Copy all lines below that use the word "ATTO".

- Recorded data
===

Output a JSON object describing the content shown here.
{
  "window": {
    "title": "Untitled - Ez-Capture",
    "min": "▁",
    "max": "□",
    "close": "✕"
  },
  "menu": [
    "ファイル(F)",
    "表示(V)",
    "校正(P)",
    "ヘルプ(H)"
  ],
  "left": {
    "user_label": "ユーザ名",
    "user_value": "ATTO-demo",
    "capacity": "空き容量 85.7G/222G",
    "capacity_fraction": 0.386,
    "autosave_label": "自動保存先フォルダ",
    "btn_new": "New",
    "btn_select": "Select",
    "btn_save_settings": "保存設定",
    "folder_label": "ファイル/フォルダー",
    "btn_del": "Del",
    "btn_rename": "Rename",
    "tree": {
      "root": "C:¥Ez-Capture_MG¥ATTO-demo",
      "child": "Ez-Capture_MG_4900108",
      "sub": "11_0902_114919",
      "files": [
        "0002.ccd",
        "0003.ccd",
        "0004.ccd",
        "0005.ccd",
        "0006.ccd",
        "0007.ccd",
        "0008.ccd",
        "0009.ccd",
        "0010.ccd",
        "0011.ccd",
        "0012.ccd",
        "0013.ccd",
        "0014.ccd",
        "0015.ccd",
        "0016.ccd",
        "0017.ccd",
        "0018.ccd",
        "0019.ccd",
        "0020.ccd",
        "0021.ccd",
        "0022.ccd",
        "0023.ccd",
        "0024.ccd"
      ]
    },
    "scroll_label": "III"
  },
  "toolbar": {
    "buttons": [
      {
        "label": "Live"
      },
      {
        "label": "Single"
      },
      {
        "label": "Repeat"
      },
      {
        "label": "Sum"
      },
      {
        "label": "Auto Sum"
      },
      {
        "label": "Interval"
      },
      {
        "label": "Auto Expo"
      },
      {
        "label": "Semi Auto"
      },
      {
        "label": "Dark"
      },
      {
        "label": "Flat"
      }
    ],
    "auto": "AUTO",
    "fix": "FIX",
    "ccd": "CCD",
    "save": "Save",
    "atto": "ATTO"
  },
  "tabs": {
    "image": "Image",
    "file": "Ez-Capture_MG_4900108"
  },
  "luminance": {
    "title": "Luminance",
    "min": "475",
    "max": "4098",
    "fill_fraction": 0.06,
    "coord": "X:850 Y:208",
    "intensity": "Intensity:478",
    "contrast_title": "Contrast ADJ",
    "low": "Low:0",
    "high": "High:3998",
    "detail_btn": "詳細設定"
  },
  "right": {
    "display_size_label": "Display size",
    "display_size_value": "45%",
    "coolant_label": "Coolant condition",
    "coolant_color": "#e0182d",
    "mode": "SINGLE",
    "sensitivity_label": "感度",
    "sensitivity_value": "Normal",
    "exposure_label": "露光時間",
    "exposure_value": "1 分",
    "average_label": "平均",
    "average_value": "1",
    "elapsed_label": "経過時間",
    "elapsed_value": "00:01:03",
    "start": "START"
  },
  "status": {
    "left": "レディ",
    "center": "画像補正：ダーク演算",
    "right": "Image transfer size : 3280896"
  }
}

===

- Exercise result
    "user_value": "ATTO-demo",
      "root": "C:¥Ez-Capture_MG¥ATTO-demo",
    "atto": "ATTO"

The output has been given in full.